▶ _WORK TASK_: Write out the listing exactly, dropping any picture it contains.

▶ _INFORMATION SUPPLIED_:
------------------------------------------------

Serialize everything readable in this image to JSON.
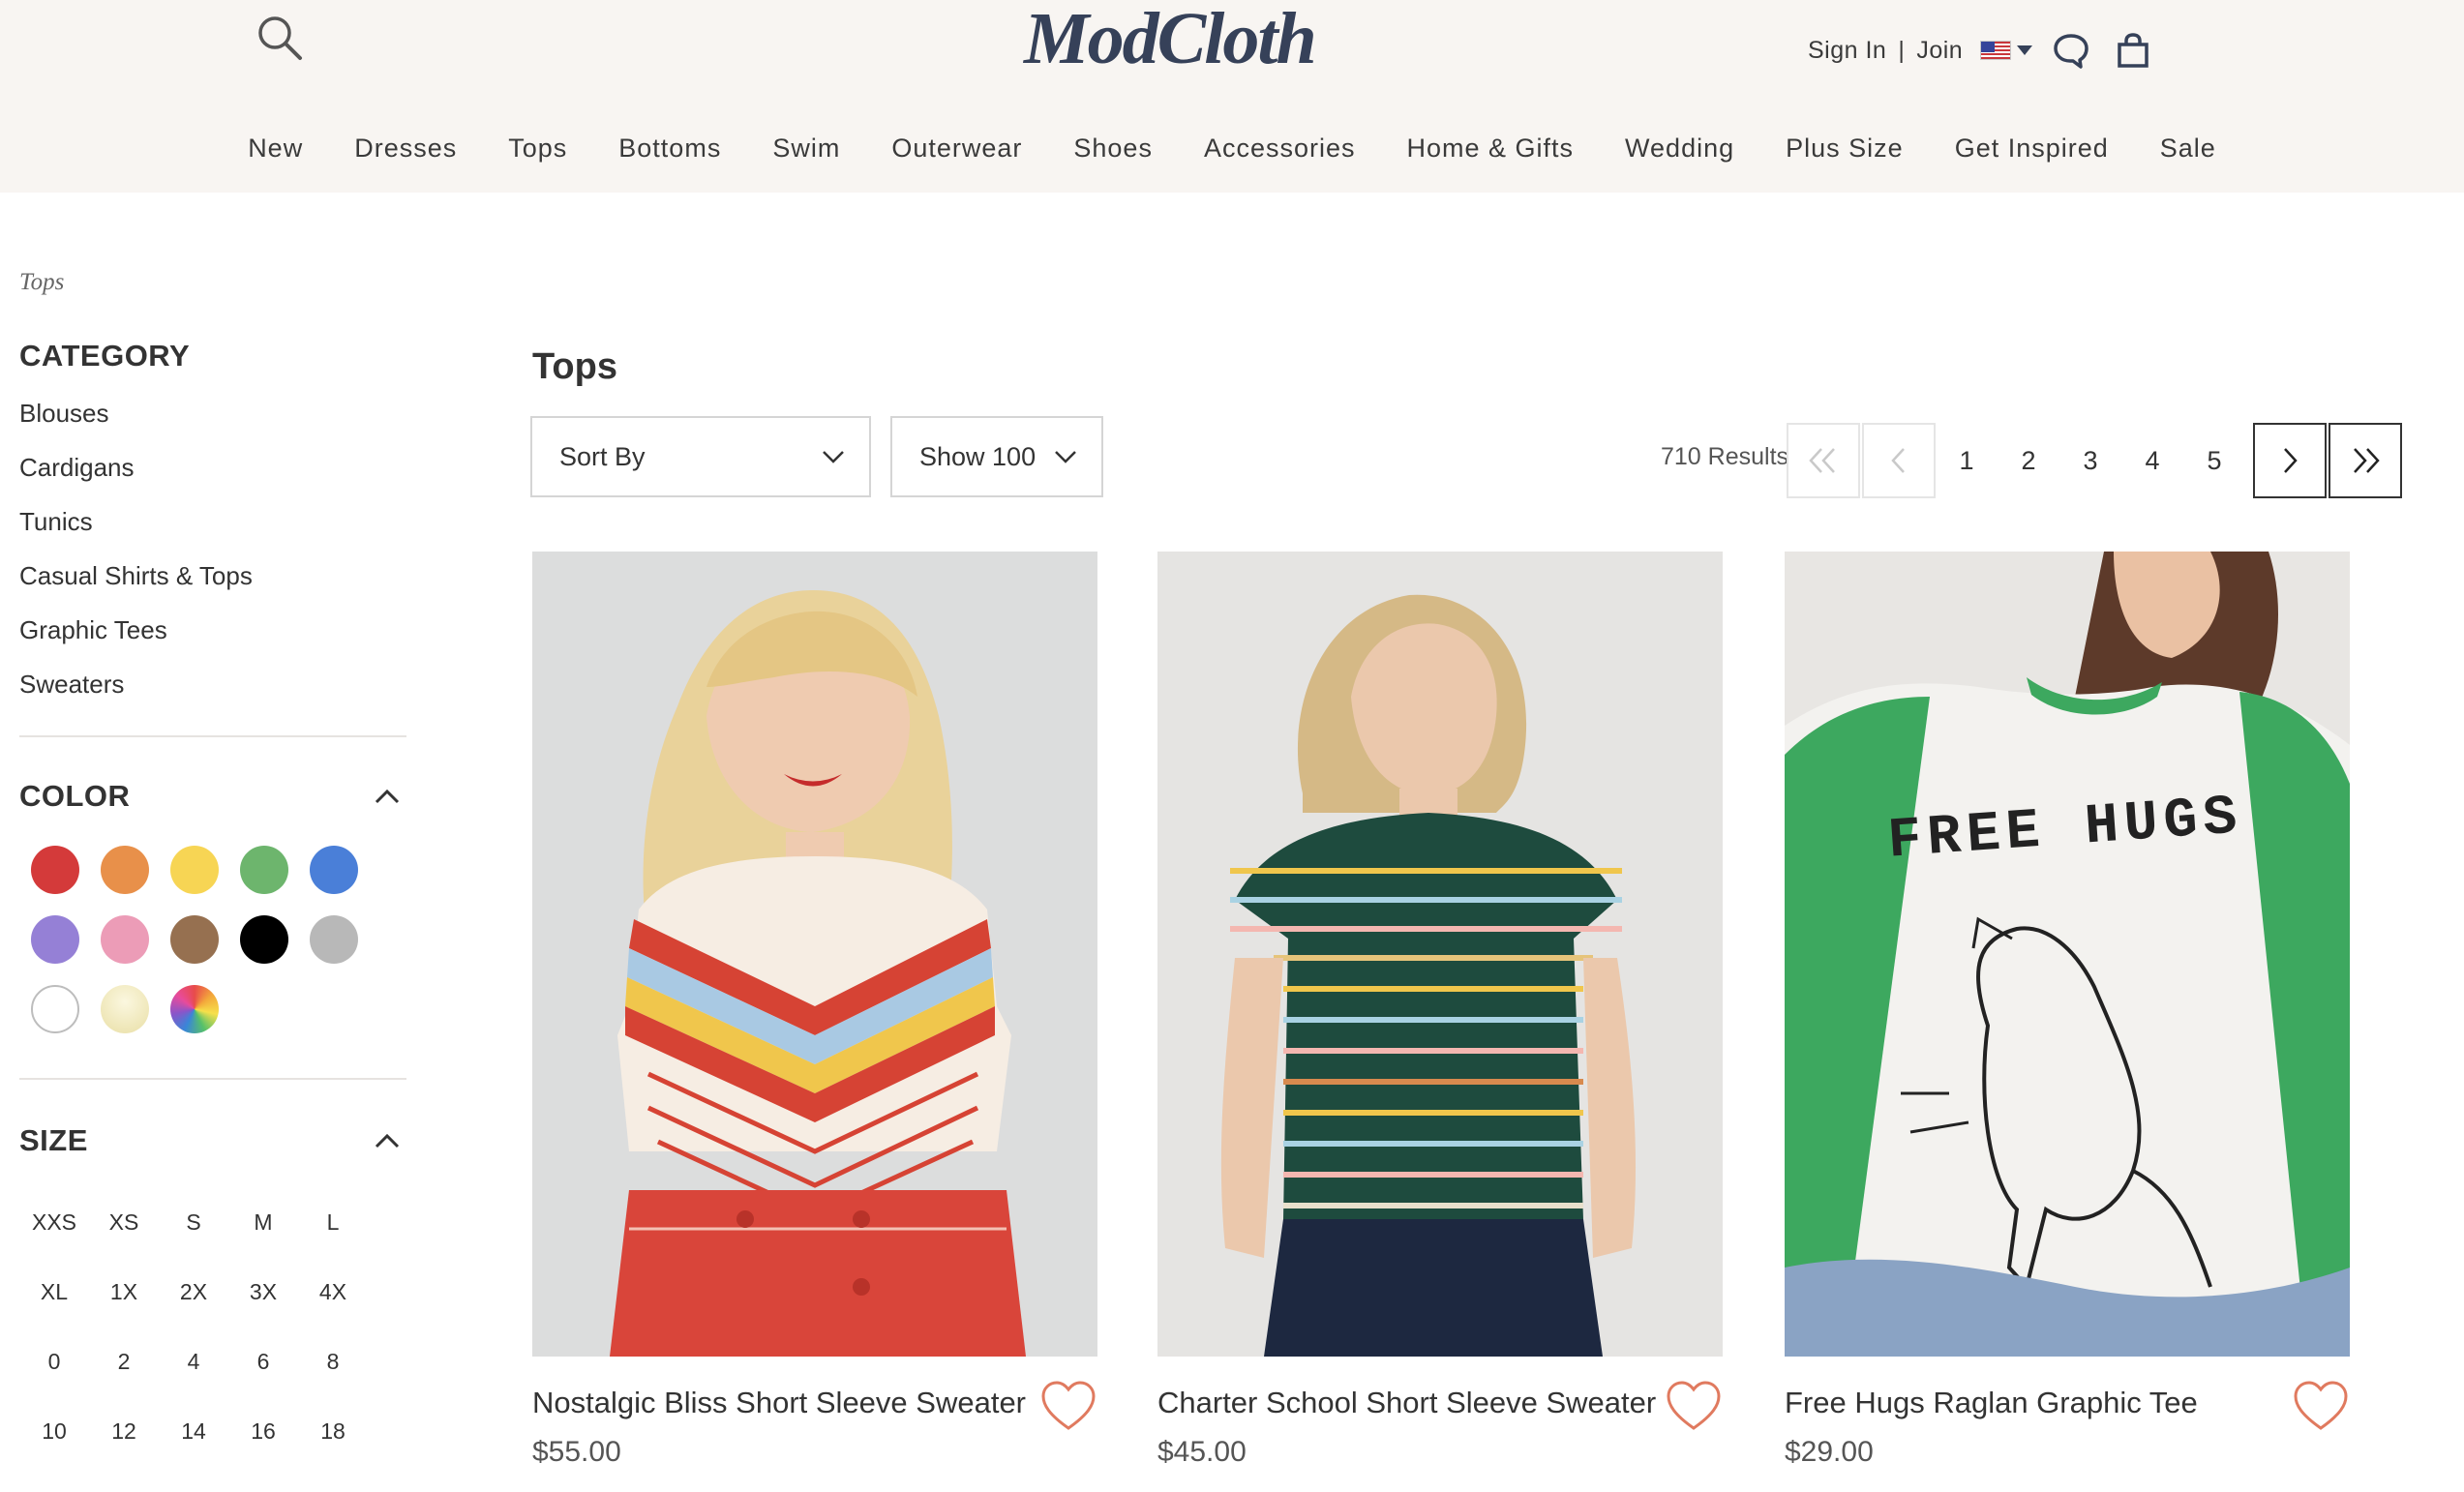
{
  "header": {
    "logo": "ModCloth",
    "sign_in": "Sign In",
    "separator": "|",
    "join": "Join"
  },
  "nav": [
    "New",
    "Dresses",
    "Tops",
    "Bottoms",
    "Swim",
    "Outerwear",
    "Shoes",
    "Accessories",
    "Home & Gifts",
    "Wedding",
    "Plus Size",
    "Get Inspired",
    "Sale"
  ],
  "breadcrumb": "Tops",
  "sidebar": {
    "category_title": "CATEGORY",
    "categories": [
      "Blouses",
      "Cardigans",
      "Tunics",
      "Casual Shirts & Tops",
      "Graphic Tees",
      "Sweaters"
    ],
    "color_title": "COLOR",
    "colors": [
      "#d43a3a",
      "#e8904a",
      "#f7d554",
      "#6db56d",
      "#4a7fd8",
      "#9580d6",
      "#ec9cb7",
      "#967050",
      "#000000",
      "#b8b8b8",
      "#ffffff",
      "#f2ebc3",
      "multicolor"
    ],
    "size_title": "SIZE",
    "sizes": [
      "XXS",
      "XS",
      "S",
      "M",
      "L",
      "XL",
      "1X",
      "2X",
      "3X",
      "4X",
      "0",
      "2",
      "4",
      "6",
      "8",
      "10",
      "12",
      "14",
      "16",
      "18"
    ]
  },
  "main": {
    "title": "Tops",
    "sort_label": "Sort By",
    "show_label": "Show 100",
    "results": "710 Results",
    "pages": [
      "1",
      "2",
      "3",
      "4",
      "5"
    ]
  },
  "products": [
    {
      "name": "Nostalgic Bliss Short Sleeve Sweater",
      "price": "$55.00"
    },
    {
      "name": "Charter School Short Sleeve Sweater",
      "price": "$45.00"
    },
    {
      "name": "Free Hugs Raglan Graphic Tee",
      "price": "$29.00"
    }
  ],
  "product3_print": {
    "line1": "FREE HUGS"
  },
  "accent_color": "#e07a5f",
  "brand_color": "#364159"
}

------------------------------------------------

▶ _ANSWER BELOW_:
Serialize everything readable in this image to JSON.
{
  "header": {
    "logo": "ModCloth",
    "sign_in": "Sign In",
    "separator": "|",
    "join": "Join"
  },
  "nav": [
    "New",
    "Dresses",
    "Tops",
    "Bottoms",
    "Swim",
    "Outerwear",
    "Shoes",
    "Accessories",
    "Home & Gifts",
    "Wedding",
    "Plus Size",
    "Get Inspired",
    "Sale"
  ],
  "breadcrumb": "Tops",
  "sidebar": {
    "category_title": "CATEGORY",
    "categories": [
      "Blouses",
      "Cardigans",
      "Tunics",
      "Casual Shirts & Tops",
      "Graphic Tees",
      "Sweaters"
    ],
    "color_title": "COLOR",
    "colors": [
      "#d43a3a",
      "#e8904a",
      "#f7d554",
      "#6db56d",
      "#4a7fd8",
      "#9580d6",
      "#ec9cb7",
      "#967050",
      "#000000",
      "#b8b8b8",
      "#ffffff",
      "#f2ebc3",
      "multicolor"
    ],
    "size_title": "SIZE",
    "sizes": [
      "XXS",
      "XS",
      "S",
      "M",
      "L",
      "XL",
      "1X",
      "2X",
      "3X",
      "4X",
      "0",
      "2",
      "4",
      "6",
      "8",
      "10",
      "12",
      "14",
      "16",
      "18"
    ]
  },
  "main": {
    "title": "Tops",
    "sort_label": "Sort By",
    "show_label": "Show 100",
    "results": "710 Results",
    "pages": [
      "1",
      "2",
      "3",
      "4",
      "5"
    ]
  },
  "products": [
    {
      "name": "Nostalgic Bliss Short Sleeve Sweater",
      "price": "$55.00"
    },
    {
      "name": "Charter School Short Sleeve Sweater",
      "price": "$45.00"
    },
    {
      "name": "Free Hugs Raglan Graphic Tee",
      "price": "$29.00"
    }
  ],
  "product3_print": {
    "line1": "FREE HUGS"
  },
  "accent_color": "#e07a5f",
  "brand_color": "#364159"
}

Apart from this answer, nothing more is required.